## What you need to do
Could the entries below be reproduced exactly, with the images removed?

## Collected data
▬▬▬▬▬▬

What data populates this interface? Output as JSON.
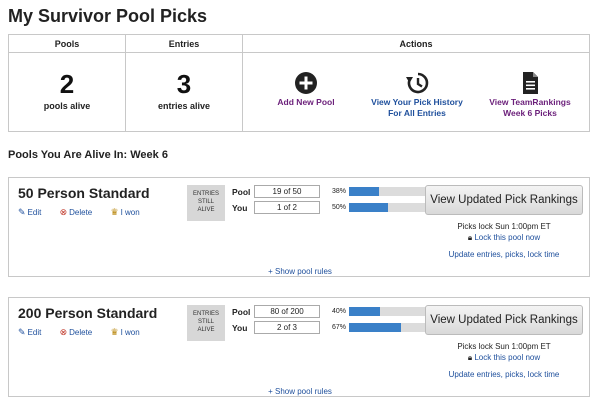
{
  "page_title": "My Survivor Pool Picks",
  "summary": {
    "pools_header": "Pools",
    "entries_header": "Entries",
    "actions_header": "Actions",
    "pools_count": "2",
    "pools_label": "pools alive",
    "entries_count": "3",
    "entries_label": "entries alive",
    "actions": [
      {
        "icon": "plus-circle-icon",
        "line1": "Add New Pool",
        "line2": ""
      },
      {
        "icon": "history-icon",
        "line1": "View Your Pick History",
        "line2": "For All Entries"
      },
      {
        "icon": "document-icon",
        "line1": "View TeamRankings",
        "line2": "Week 6 Picks"
      }
    ]
  },
  "section_title": "Pools You Are Alive In: Week 6",
  "pools": [
    {
      "name": "50 Person Standard",
      "edit": "Edit",
      "delete": "Delete",
      "won": "I won",
      "entries_still_alive": [
        "ENTRIES",
        "STILL",
        "ALIVE"
      ],
      "pool_label": "Pool",
      "pool_value": "19 of 50",
      "pool_pct": "38%",
      "pool_fraction": 0.38,
      "you_label": "You",
      "you_value": "1 of 2",
      "you_pct": "50%",
      "you_fraction": 0.5,
      "rank_button": "View Updated Pick Rankings",
      "lock_time": "Picks lock Sun 1:00pm ET",
      "lock_link": "Lock this pool now",
      "update_link": "Update entries, picks, lock time",
      "rules_link": "Show pool rules"
    },
    {
      "name": "200 Person Standard",
      "edit": "Edit",
      "delete": "Delete",
      "won": "I won",
      "entries_still_alive": [
        "ENTRIES",
        "STILL",
        "ALIVE"
      ],
      "pool_label": "Pool",
      "pool_value": "80 of 200",
      "pool_pct": "40%",
      "pool_fraction": 0.4,
      "you_label": "You",
      "you_value": "2 of 3",
      "you_pct": "67%",
      "you_fraction": 0.67,
      "rank_button": "View Updated Pick Rankings",
      "lock_time": "Picks lock Sun 1:00pm ET",
      "lock_link": "Lock this pool now",
      "update_link": "Update entries, picks, lock time",
      "rules_link": "Show pool rules"
    }
  ],
  "colors": {
    "link_blue": "#1e4f9c",
    "action_purple": "#6b1f7a",
    "bar_fill": "#3a80c8",
    "bar_track": "#dcdcdc"
  }
}
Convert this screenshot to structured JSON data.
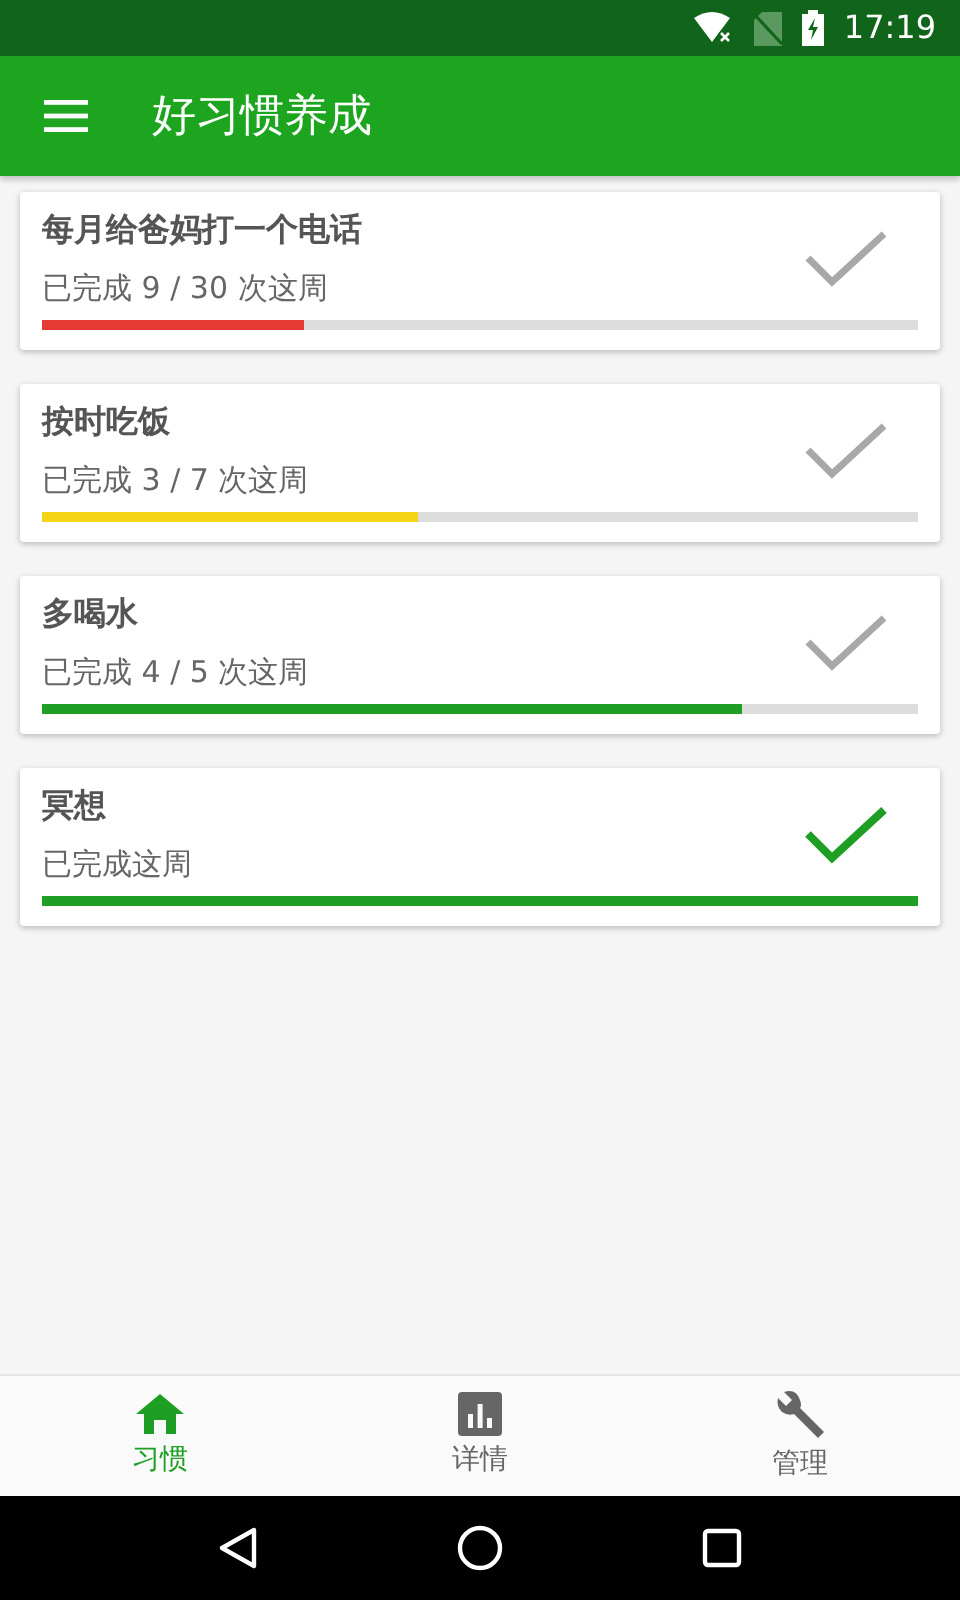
{
  "status_bar": {
    "time": "17:19"
  },
  "app_bar": {
    "title": "好习惯养成"
  },
  "habits": [
    {
      "name": "每月给爸妈打一个电话",
      "progress": "已完成 9 / 30 次这周",
      "level": 0.3,
      "color": "#e53935",
      "done": false
    },
    {
      "name": "按时吃饭",
      "progress": "已完成 3 / 7 次这周",
      "level": 0.43,
      "color": "#f5d415",
      "done": false
    },
    {
      "name": "多喝水",
      "progress": "已完成 4 / 5 次这周",
      "level": 0.8,
      "color": "#1e9e22",
      "done": false
    },
    {
      "name": "冥想",
      "progress": "已完成这周",
      "level": 1,
      "color": "#1e9e22",
      "done": true
    }
  ],
  "bottom_nav": [
    {
      "kind": "home",
      "label": "习惯",
      "selected": true
    },
    {
      "kind": "chart",
      "label": "详情",
      "selected": false
    },
    {
      "kind": "wrench",
      "label": "管理",
      "selected": false
    }
  ]
}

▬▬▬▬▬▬

## Your response
What data populates this interface? Output as JSON.
{
  "page_title": "My Survivor Pool Picks",
  "summary": {
    "pools_header": "Pools",
    "entries_header": "Entries",
    "actions_header": "Actions",
    "pools_count": "2",
    "pools_label": "pools alive",
    "entries_count": "3",
    "entries_label": "entries alive",
    "actions": [
      {
        "icon": "plus-circle-icon",
        "line1": "Add New Pool",
        "line2": ""
      },
      {
        "icon": "history-icon",
        "line1": "View Your Pick History",
        "line2": "For All Entries"
      },
      {
        "icon": "document-icon",
        "line1": "View TeamRankings",
        "line2": "Week 6 Picks"
      }
    ]
  },
  "section_title": "Pools You Are Alive In: Week 6",
  "pools": [
    {
      "name": "50 Person Standard",
      "edit": "Edit",
      "delete": "Delete",
      "won": "I won",
      "entries_still_alive": [
        "ENTRIES",
        "STILL",
        "ALIVE"
      ],
      "pool_label": "Pool",
      "pool_value": "19 of 50",
      "pool_pct": "38%",
      "pool_fraction": 0.38,
      "you_label": "You",
      "you_value": "1 of 2",
      "you_pct": "50%",
      "you_fraction": 0.5,
      "rank_button": "View Updated Pick Rankings",
      "lock_time": "Picks lock Sun 1:00pm ET",
      "lock_link": "Lock this pool now",
      "update_link": "Update entries, picks, lock time",
      "rules_link": "Show pool rules"
    },
    {
      "name": "200 Person Standard",
      "edit": "Edit",
      "delete": "Delete",
      "won": "I won",
      "entries_still_alive": [
        "ENTRIES",
        "STILL",
        "ALIVE"
      ],
      "pool_label": "Pool",
      "pool_value": "80 of 200",
      "pool_pct": "40%",
      "pool_fraction": 0.4,
      "you_label": "You",
      "you_value": "2 of 3",
      "you_pct": "67%",
      "you_fraction": 0.67,
      "rank_button": "View Updated Pick Rankings",
      "lock_time": "Picks lock Sun 1:00pm ET",
      "lock_link": "Lock this pool now",
      "update_link": "Update entries, picks, lock time",
      "rules_link": "Show pool rules"
    }
  ],
  "colors": {
    "link_blue": "#1e4f9c",
    "action_purple": "#6b1f7a",
    "bar_fill": "#3a80c8",
    "bar_track": "#dcdcdc"
  }
}
Convert this screenshot to structured JSON data.
{
  "status_bar": {
    "time": "17:19"
  },
  "app_bar": {
    "title": "好习惯养成"
  },
  "habits": [
    {
      "name": "每月给爸妈打一个电话",
      "progress": "已完成 9 / 30 次这周",
      "level": 0.3,
      "color": "#e53935",
      "done": false
    },
    {
      "name": "按时吃饭",
      "progress": "已完成 3 / 7 次这周",
      "level": 0.43,
      "color": "#f5d415",
      "done": false
    },
    {
      "name": "多喝水",
      "progress": "已完成 4 / 5 次这周",
      "level": 0.8,
      "color": "#1e9e22",
      "done": false
    },
    {
      "name": "冥想",
      "progress": "已完成这周",
      "level": 1,
      "color": "#1e9e22",
      "done": true
    }
  ],
  "bottom_nav": [
    {
      "kind": "home",
      "label": "习惯",
      "selected": true
    },
    {
      "kind": "chart",
      "label": "详情",
      "selected": false
    },
    {
      "kind": "wrench",
      "label": "管理",
      "selected": false
    }
  ]
}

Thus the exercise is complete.